WHAT THE TASK ASKS:
Word for word, restate the entries that follow.
- - -
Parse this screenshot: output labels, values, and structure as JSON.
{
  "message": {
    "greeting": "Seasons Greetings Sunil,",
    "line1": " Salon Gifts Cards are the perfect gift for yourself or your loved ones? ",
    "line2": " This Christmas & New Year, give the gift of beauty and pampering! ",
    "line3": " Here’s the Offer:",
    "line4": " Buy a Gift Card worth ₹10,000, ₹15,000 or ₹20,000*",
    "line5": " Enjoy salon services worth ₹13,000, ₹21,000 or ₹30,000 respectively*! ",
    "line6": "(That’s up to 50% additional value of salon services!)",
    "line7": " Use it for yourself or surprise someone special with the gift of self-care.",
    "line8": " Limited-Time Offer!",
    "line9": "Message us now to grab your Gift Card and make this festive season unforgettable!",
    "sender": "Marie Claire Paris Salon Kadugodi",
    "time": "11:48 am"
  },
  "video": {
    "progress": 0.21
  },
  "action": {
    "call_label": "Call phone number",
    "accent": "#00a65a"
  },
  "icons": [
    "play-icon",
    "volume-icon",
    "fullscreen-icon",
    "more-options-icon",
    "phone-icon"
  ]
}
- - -
PROBLEM SOLUTION:
Parse this screenshot: output labels, values, and structure as JSON.
{
  "message": {
    "greeting": "Seasons Greetings Sunil,",
    "line1": " Salon Gifts Cards are the perfect gift for yourself or your loved ones? ",
    "line2": " This Christmas & New Year, give the gift of beauty and pampering! ",
    "line3": " Here’s the Offer:",
    "line4": " Buy a Gift Card worth ₹10,000, ₹15,000 or ₹20,000*",
    "line5": " Enjoy salon services worth ₹13,000, ₹21,000 or ₹30,000 respectively*! ",
    "line6": "(That’s up to 50% additional value of salon services!)",
    "line7": " Use it for yourself or surprise someone special with the gift of self-care.",
    "line8": " Limited-Time Offer!",
    "line9": "Message us now to grab your Gift Card and make this festive season unforgettable!",
    "sender": "Marie Claire Paris Salon Kadugodi",
    "time": "11:48 am"
  },
  "video": {
    "progress": 0.21
  },
  "action": {
    "call_label": "Call phone number",
    "accent": "#00a65a"
  },
  "icons": [
    "play-icon",
    "volume-icon",
    "fullscreen-icon",
    "more-options-icon",
    "phone-icon"
  ]
}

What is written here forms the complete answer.